Habitat Atlas for Wildlife at Risk
- Length: 18 cm.
- Distinctive white 'spectacles', bright yellow
throat and breast.
British Columbia Red
Canada: Threatened (British Columbia population)
The once common Yellow-breasted Chat is now extremely
rare. In British Columbia, the chat breeds only in
the South Okanagan and Similkameen valleys. Its repeated
whistles, chatters and squawks are sometimes heard
emanating from thick tangles of brush in riparian
areas. These large warblers are in danger of becoming
extirpated in British Columbia because of habitat
loss.
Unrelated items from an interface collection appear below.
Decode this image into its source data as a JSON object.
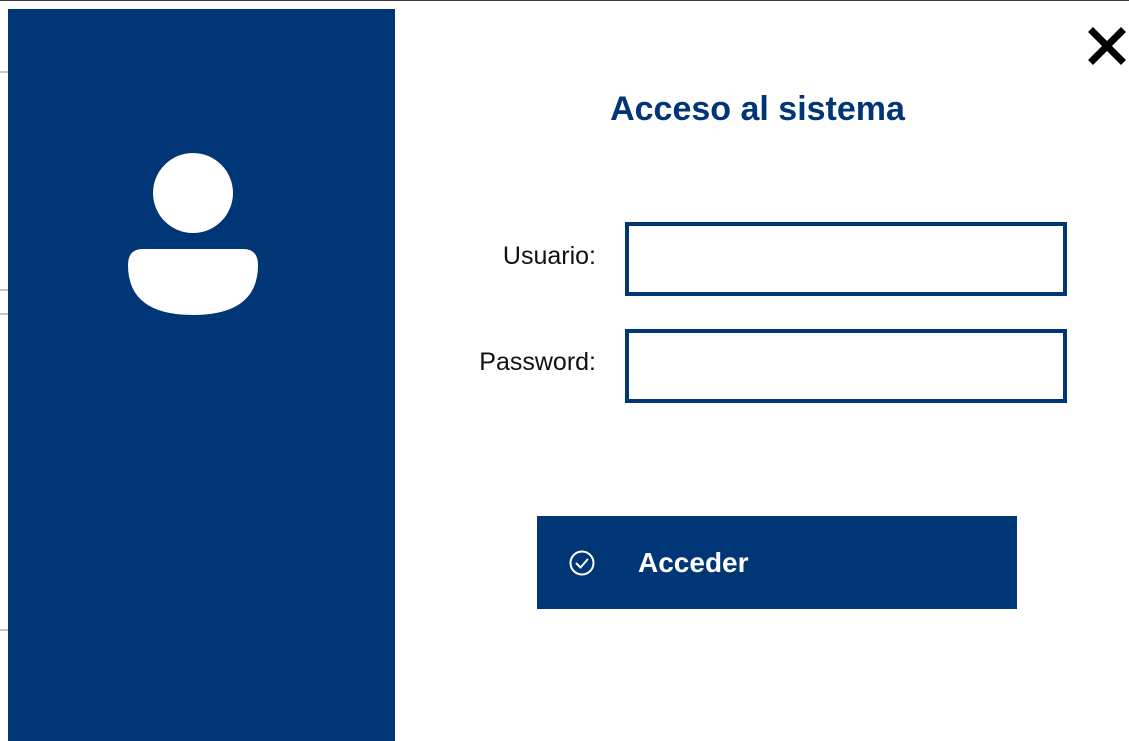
{
  "login": {
    "title": "Acceso al sistema",
    "username_label": "Usuario:",
    "username_value": "",
    "password_label": "Password:",
    "password_value": "",
    "submit_label": "Acceder"
  },
  "icons": {
    "avatar": "user-avatar-icon",
    "close": "close-icon",
    "submit": "check-circle-icon"
  },
  "colors": {
    "brand": "#003576",
    "background": "#ffffff",
    "text": "#111111"
  }
}
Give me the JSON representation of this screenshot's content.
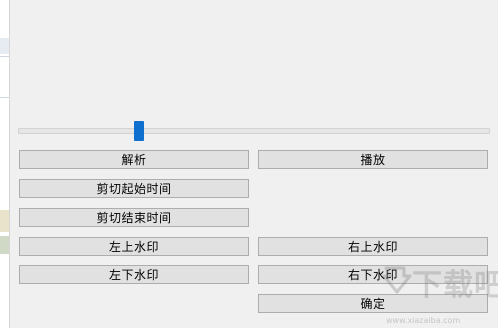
{
  "slider": {
    "position_fraction": 0.25
  },
  "buttons": {
    "parse": "解析",
    "play": "播放",
    "cut_start": "剪切起始时间",
    "cut_end": "剪切结束时间",
    "top_left_watermark": "左上水印",
    "top_right_watermark": "右上水印",
    "bottom_left_watermark": "左下水印",
    "bottom_right_watermark": "右下水印",
    "confirm": "确定"
  },
  "watermark": {
    "brand": "下载吧",
    "url": "www.xiazaiba.com"
  },
  "colors": {
    "background": "#f0f0f0",
    "button_face": "#e1e1e1",
    "button_border": "#adadad",
    "slider_thumb": "#0f6fcf"
  }
}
Landowners can assist the continued survival
of remaining Yellow-breasted Chat populations by
maintaining and enhancing riparian habitat to provide
the dense, tangled shrub growth favoured by chats.
Livestock should be carefully managed in riparian
areas or excluded by fencing to prevent trampling
of the understory and erosion of streambanks.
- In British Columbia, chats occur in the South Okanagan Valley
and along the Similkameen River; most sightings are along
the Okanagan River south of McIntyre Bluff and
near the north end of Osoyoos Lake.
- All breeding records have been south of Penticton,
but territorial birds have been occasionally
heard and seen north to the Thompson Valley and Alkali Lake.
- Chats are restricted to valley bottoms in British
- Chats are restricted to dense, low elevation riparian thickets
in dry, open habitats; occupied thickets tend to be damp (not wet)
occur along hedgerows, streams, lakeshores or damp
- Preferred breeding habitat is dense wild rose thickets
near small deciduous trees such as willows, water
birch and cottonwood.
- Nesting occurs mid-May to June and young fledge by mid-July.
- Birds begin to migrate south in mid-July and most are
gone by mid-August.
- Chats are insectivorous and glean prey from shrub and tree foliage
near ground or on lower branches; berries are also
- Nests are usually located less than 3 metres up in
shrubs or small trees.
- Song is louder and lower pitched than those of their other wood
warblers; one common phrase consists of three whistles exactly like
calling their dog!
- Chats often sing at night.
- Clearing of lowland riparian thickets and woods
for agriculture, commercial and residential
- Livestock trampling riparian vegetation.
- Thinning and logging riparian woodlands.
- Only small areas of suitable riparian habitat are
left after river channelization.
- Maintain and enhance remaining riparian habitat
including cottonwoods, aspen, rose thickets
- Avoid clearing or thinning shrubs and thickets
in riparian areas.
- Fence riparian areas to prevent livestock from
trampling bushes or employ a carefully managed
- Prevent off-road vehicles from disturbing and
degrading stream-side vegetation.
- Protect known breeding sites from human disturbance.
1. Cannings, R.A., R.J. Cannings and S.G. Cannings. 1987. Birds of
the Okanagan Valley, British Columbia. Royal British Columbia Museum,
2. Cannings, R.J. 1995. Status of the Yellow-breasted
Chat in British Columbia. Wildlife Branch, Ministry of Water, Land
and Air Protection Lands and Parks, Victoria, British Columbia